“I followed the instructions of my clients and I did my best.”
For Chesley to go after his wife with such venom and reveal details about her criminal case in public (while her case remains open) is unconscionable and dangerous, Russell said.
“I had already been done with my plea. She’s the one with the pending case.”
The David Chesley that client Tamara Martinez knows is anything but a self-absorbed attorney. Martinez said she hired Chelsey once for herself in a case involving domestic violence and another for her daughter, who was facing an undisclosed charge.
“The David you see on TV is the same one I know,” Martinez told The Daily Beast. “I was so impressed when I hired him the first time that I tried to get him for my daughter, though she was assigned a different lawyer in his office.
“He’s tough and direct and he doesn’t care what anyone thinks of him.”
Salazar said he reached out to Chesley’s law firm to protest the public disclosure and a standoff ensued. “I told the caseworker that they’re breaking confidentiality,” he said. “And I asked if they could take it down because there is still a pending case.”
Salazar said the caseworker refused and even went on to say, “‘The only way we will take it down is if you take down your negative review.’”
He ensured the law firm that he wasn’t going to be intimidated.
“I told them, ‘You know what, I’m not going to take it down. It was our view and we had a right to put it up there.’”
Salazar hopes that his wife’s case isn’t compromised as her plea deal won’t be finalized until Dec. 2, 2016.
“At any point that this turns around and goes against us we can sue them,” he said. And the couple said they made sure Chesley’s law firm was on notice.
They allegedly weren’t moved to change anything online.

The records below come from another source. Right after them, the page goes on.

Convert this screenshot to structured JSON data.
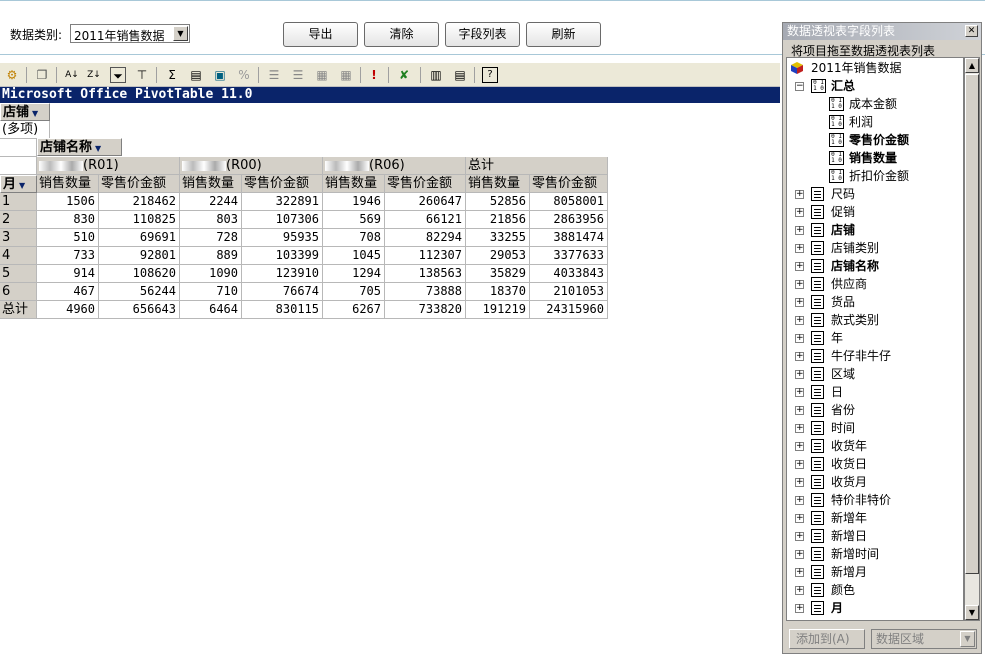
{
  "top": {
    "category_label": "数据类别:",
    "category_value": "2011年销售数据",
    "buttons": [
      "导出",
      "清除",
      "字段列表",
      "刷新"
    ]
  },
  "pivot": {
    "title": "Microsoft Office PivotTable 11.0",
    "page_field": "店铺",
    "page_value": "(多项)",
    "col_field": "店铺名称",
    "row_field": "月",
    "stores": [
      "(R01)",
      "(R00)",
      "(R06)"
    ],
    "total_label": "总计",
    "measures": [
      "销售数量",
      "零售价金额"
    ],
    "rows": [
      {
        "label": "1",
        "values": [
          "1506",
          "218462",
          "2244",
          "322891",
          "1946",
          "260647",
          "52856",
          "8058001"
        ]
      },
      {
        "label": "2",
        "values": [
          "830",
          "110825",
          "803",
          "107306",
          "569",
          "66121",
          "21856",
          "2863956"
        ]
      },
      {
        "label": "3",
        "values": [
          "510",
          "69691",
          "728",
          "95935",
          "708",
          "82294",
          "33255",
          "3881474"
        ]
      },
      {
        "label": "4",
        "values": [
          "733",
          "92801",
          "889",
          "103399",
          "1045",
          "112307",
          "29053",
          "3377633"
        ]
      },
      {
        "label": "5",
        "values": [
          "914",
          "108620",
          "1090",
          "123910",
          "1294",
          "138563",
          "35829",
          "4033843"
        ]
      },
      {
        "label": "6",
        "values": [
          "467",
          "56244",
          "710",
          "76674",
          "705",
          "73888",
          "18370",
          "2101053"
        ]
      }
    ],
    "grand_total": {
      "label": "总计",
      "values": [
        "4960",
        "656643",
        "6464",
        "830115",
        "6267",
        "733820",
        "191219",
        "24315960"
      ]
    }
  },
  "panel": {
    "title": "数据透视表字段列表",
    "hint": "将项目拖至数据透视表列表",
    "root": "2011年销售数据",
    "summary_group": "汇总",
    "data_fields": [
      {
        "label": "成本金额",
        "bold": false
      },
      {
        "label": "利润",
        "bold": false
      },
      {
        "label": "零售价金额",
        "bold": true
      },
      {
        "label": "销售数量",
        "bold": true
      },
      {
        "label": "折扣价金额",
        "bold": false
      }
    ],
    "fields": [
      {
        "label": "尺码",
        "bold": false
      },
      {
        "label": "促销",
        "bold": false
      },
      {
        "label": "店铺",
        "bold": true
      },
      {
        "label": "店铺类别",
        "bold": false
      },
      {
        "label": "店铺名称",
        "bold": true
      },
      {
        "label": "供应商",
        "bold": false
      },
      {
        "label": "货品",
        "bold": false
      },
      {
        "label": "款式类别",
        "bold": false
      },
      {
        "label": "年",
        "bold": false
      },
      {
        "label": "牛仔非牛仔",
        "bold": false
      },
      {
        "label": "区域",
        "bold": false
      },
      {
        "label": "日",
        "bold": false
      },
      {
        "label": "省份",
        "bold": false
      },
      {
        "label": "时间",
        "bold": false
      },
      {
        "label": "收货年",
        "bold": false
      },
      {
        "label": "收货日",
        "bold": false
      },
      {
        "label": "收货月",
        "bold": false
      },
      {
        "label": "特价非特价",
        "bold": false
      },
      {
        "label": "新增年",
        "bold": false
      },
      {
        "label": "新增日",
        "bold": false
      },
      {
        "label": "新增时间",
        "bold": false
      },
      {
        "label": "新增月",
        "bold": false
      },
      {
        "label": "颜色",
        "bold": false
      },
      {
        "label": "月",
        "bold": true
      }
    ],
    "add_button": "添加到(A)",
    "area_value": "数据区域"
  }
}
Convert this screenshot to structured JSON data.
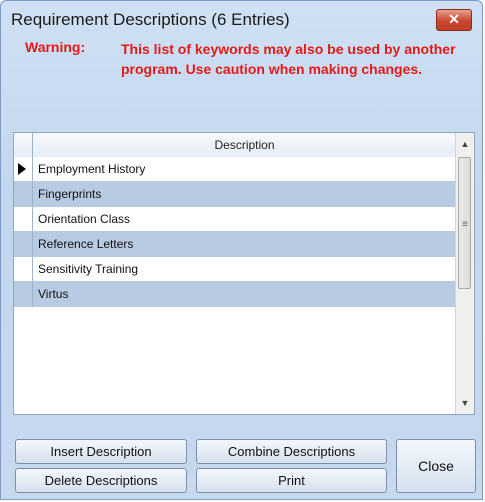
{
  "window": {
    "title": "Requirement Descriptions (6 Entries)",
    "close_glyph": "✕"
  },
  "warning": {
    "label": "Warning:",
    "text": "This list of keywords may also be used by another program. Use caution when making changes."
  },
  "grid": {
    "column_header": "Description",
    "rows": [
      {
        "label": "Employment History",
        "current": true
      },
      {
        "label": "Fingerprints"
      },
      {
        "label": "Orientation Class"
      },
      {
        "label": "Reference Letters"
      },
      {
        "label": "Sensitivity Training"
      },
      {
        "label": "Virtus"
      }
    ],
    "scroll_up_glyph": "▲",
    "scroll_down_glyph": "▼",
    "scroll_grip": "≡"
  },
  "buttons": {
    "insert": "Insert Description",
    "combine": "Combine Descriptions",
    "delete": "Delete Descriptions",
    "print": "Print",
    "close": "Close"
  },
  "colors": {
    "warning": "#e51919",
    "alt_row": "#b8cbe2",
    "window_bg": "#c6d9ef"
  }
}
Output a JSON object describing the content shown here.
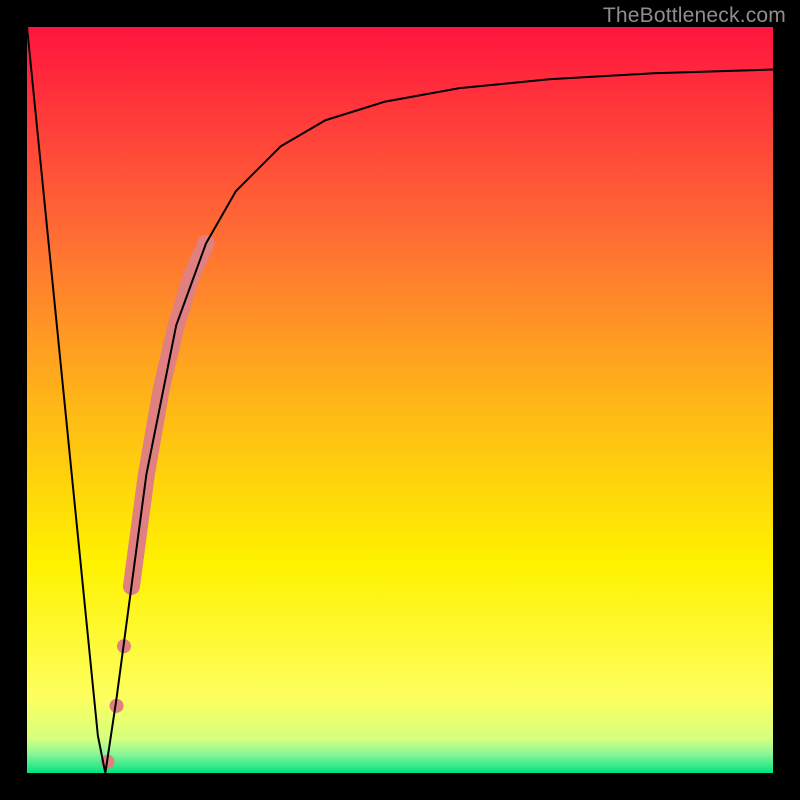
{
  "watermark": "TheBottleneck.com",
  "chart_data": {
    "type": "line",
    "title": "",
    "xlabel": "",
    "ylabel": "",
    "xlim": [
      0,
      100
    ],
    "ylim": [
      0,
      100
    ],
    "grid": false,
    "legend": false,
    "background_gradient": {
      "stops": [
        {
          "pos": 0.0,
          "color": "#ff143f"
        },
        {
          "pos": 0.28,
          "color": "#ff6d34"
        },
        {
          "pos": 0.51,
          "color": "#ffb816"
        },
        {
          "pos": 0.72,
          "color": "#fff200"
        },
        {
          "pos": 0.9,
          "color": "#fdff5f"
        },
        {
          "pos": 0.955,
          "color": "#d4ff7e"
        },
        {
          "pos": 0.975,
          "color": "#88f598"
        },
        {
          "pos": 1.0,
          "color": "#00e47f"
        }
      ]
    },
    "series": [
      {
        "name": "main-curve",
        "color": "#000000",
        "stroke_width": 2,
        "x": [
          0,
          2,
          4,
          6,
          8,
          9.5,
          10.5,
          12,
          14,
          16,
          20,
          24,
          28,
          34,
          40,
          48,
          58,
          70,
          84,
          100
        ],
        "y": [
          100,
          80,
          60,
          40,
          20,
          5,
          0,
          10,
          25,
          40,
          60,
          71,
          78,
          84,
          87.5,
          90,
          91.8,
          93,
          93.8,
          94.3
        ]
      }
    ],
    "thick_segment": {
      "name": "highlight-band",
      "color": "#e08080",
      "stroke_width": 17,
      "x": [
        14,
        16,
        18,
        20,
        22,
        24
      ],
      "y": [
        25,
        40,
        51.5,
        60,
        66.5,
        71
      ]
    },
    "dots": {
      "name": "highlight-dots",
      "color": "#e08080",
      "radius": 7,
      "points": [
        {
          "x": 10.8,
          "y": 1.5
        },
        {
          "x": 12.0,
          "y": 9.0
        },
        {
          "x": 13.0,
          "y": 17.0
        }
      ]
    }
  }
}
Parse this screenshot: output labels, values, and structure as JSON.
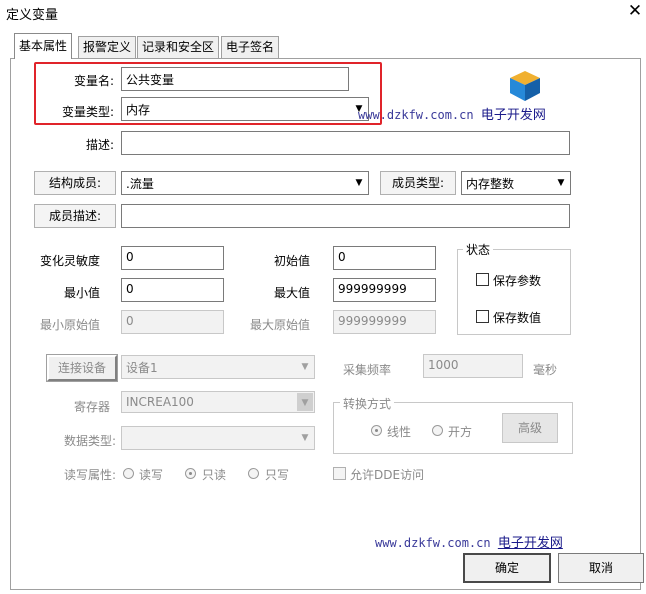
{
  "window": {
    "title": "定义变量",
    "close_glyph": "✕"
  },
  "tabs": [
    {
      "label": "基本属性",
      "active": true
    },
    {
      "label": "报警定义",
      "active": false
    },
    {
      "label": "记录和安全区",
      "active": false
    },
    {
      "label": "电子签名",
      "active": false
    }
  ],
  "basic": {
    "var_name_label": "变量名:",
    "var_name_value": "公共变量",
    "var_type_label": "变量类型:",
    "var_type_value": "内存",
    "desc_label": "描述:",
    "desc_value": "",
    "struct_member_label": "结构成员:",
    "struct_member_value": ".流量",
    "member_type_label": "成员类型:",
    "member_type_value": "内存整数",
    "member_desc_label": "成员描述:",
    "member_desc_value": ""
  },
  "numeric": {
    "sensitivity_label": "变化灵敏度",
    "sensitivity_value": "0",
    "init_label": "初始值",
    "init_value": "0",
    "min_label": "最小值",
    "min_value": "0",
    "max_label": "最大值",
    "max_value": "999999999",
    "min_raw_label": "最小原始值",
    "min_raw_value": "0",
    "max_raw_label": "最大原始值",
    "max_raw_value": "999999999"
  },
  "status": {
    "legend": "状态",
    "save_params_label": "保存参数",
    "save_params_checked": false,
    "save_values_label": "保存数值",
    "save_values_checked": false
  },
  "io": {
    "connect_button": "连接设备",
    "device_value": "设备1",
    "sample_rate_label": "采集频率",
    "sample_rate_value": "1000",
    "sample_rate_unit": "毫秒",
    "register_label": "寄存器",
    "register_value": "INCREA100",
    "data_type_label": "数据类型:",
    "data_type_value": "",
    "rw_label": "读写属性:",
    "rw_options": [
      {
        "label": "读写",
        "selected": false
      },
      {
        "label": "只读",
        "selected": true
      },
      {
        "label": "只写",
        "selected": false
      }
    ],
    "dde_label": "允许DDE访问",
    "dde_checked": false
  },
  "conversion": {
    "legend": "转换方式",
    "options": [
      {
        "label": "线性",
        "selected": true
      },
      {
        "label": "开方",
        "selected": false
      }
    ],
    "advanced_button": "高级"
  },
  "watermark": {
    "url": "www.dzkfw.com.cn",
    "site_name": "电子开发网"
  },
  "footer": {
    "ok_button": "确定",
    "cancel_button": "取消"
  },
  "colors": {
    "highlight_border": "#e0242a",
    "watermark_text": "#3a3a9a"
  }
}
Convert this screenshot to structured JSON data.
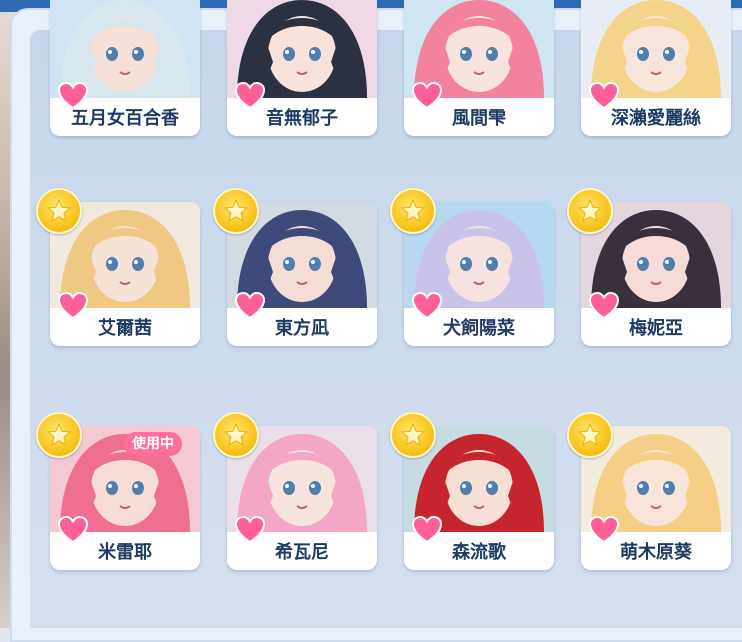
{
  "characters": [
    {
      "name": "五月女百合香",
      "starred": false,
      "in_use": false,
      "hair": "#d8e6ee",
      "bg": "#cfe3f2",
      "skin": "#f6e1d9"
    },
    {
      "name": "音無郁子",
      "starred": false,
      "in_use": false,
      "hair": "#2c3142",
      "bg": "#f0d9e6",
      "skin": "#f7e2dc"
    },
    {
      "name": "風間雫",
      "starred": false,
      "in_use": false,
      "hair": "#f2829e",
      "bg": "#cfe6f2",
      "skin": "#f8e4dd"
    },
    {
      "name": "深瀨愛麗絲",
      "starred": false,
      "in_use": false,
      "hair": "#f4d48a",
      "bg": "#e9eef6",
      "skin": "#f8e6dc"
    },
    {
      "name": "艾爾茜",
      "starred": true,
      "in_use": false,
      "hair": "#efc884",
      "bg": "#f1e9dd",
      "skin": "#f7e2d6"
    },
    {
      "name": "東方凪",
      "starred": true,
      "in_use": false,
      "hair": "#3e4a7a",
      "bg": "#d3dbe2",
      "skin": "#f4ddd4"
    },
    {
      "name": "犬飼陽菜",
      "starred": true,
      "in_use": false,
      "hair": "#c9c3ea",
      "bg": "#b7d9ef",
      "skin": "#f6e2de"
    },
    {
      "name": "梅妮亞",
      "starred": true,
      "in_use": false,
      "hair": "#3a2f3c",
      "bg": "#e3d6de",
      "skin": "#f6dcd8"
    },
    {
      "name": "米雷耶",
      "starred": true,
      "in_use": true,
      "hair": "#ee6f8f",
      "bg": "#f4c9d3",
      "skin": "#f7ddd6"
    },
    {
      "name": "希瓦尼",
      "starred": true,
      "in_use": false,
      "hair": "#f3a6c6",
      "bg": "#eadfe8",
      "skin": "#f8e4de"
    },
    {
      "name": "森流歌",
      "starred": true,
      "in_use": false,
      "hair": "#c7252e",
      "bg": "#c6dce2",
      "skin": "#f6e0d6"
    },
    {
      "name": "萌木原葵",
      "starred": true,
      "in_use": false,
      "hair": "#f6cf86",
      "bg": "#f4ece0",
      "skin": "#f9e5da"
    }
  ],
  "in_use_label": "使用中",
  "colors": {
    "heart": "#ff5f98",
    "star": "#f7c51e",
    "name_text": "#1f3b63",
    "top_bar": "#2f6ab3",
    "badge": "#ff6f9a"
  },
  "icons": {
    "favorite": "heart-icon",
    "rank": "star-icon"
  }
}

And it’s been radio silence since. “That was the last communication we had with them,” Salazar said.
— With additional reporting by Dana Kennedy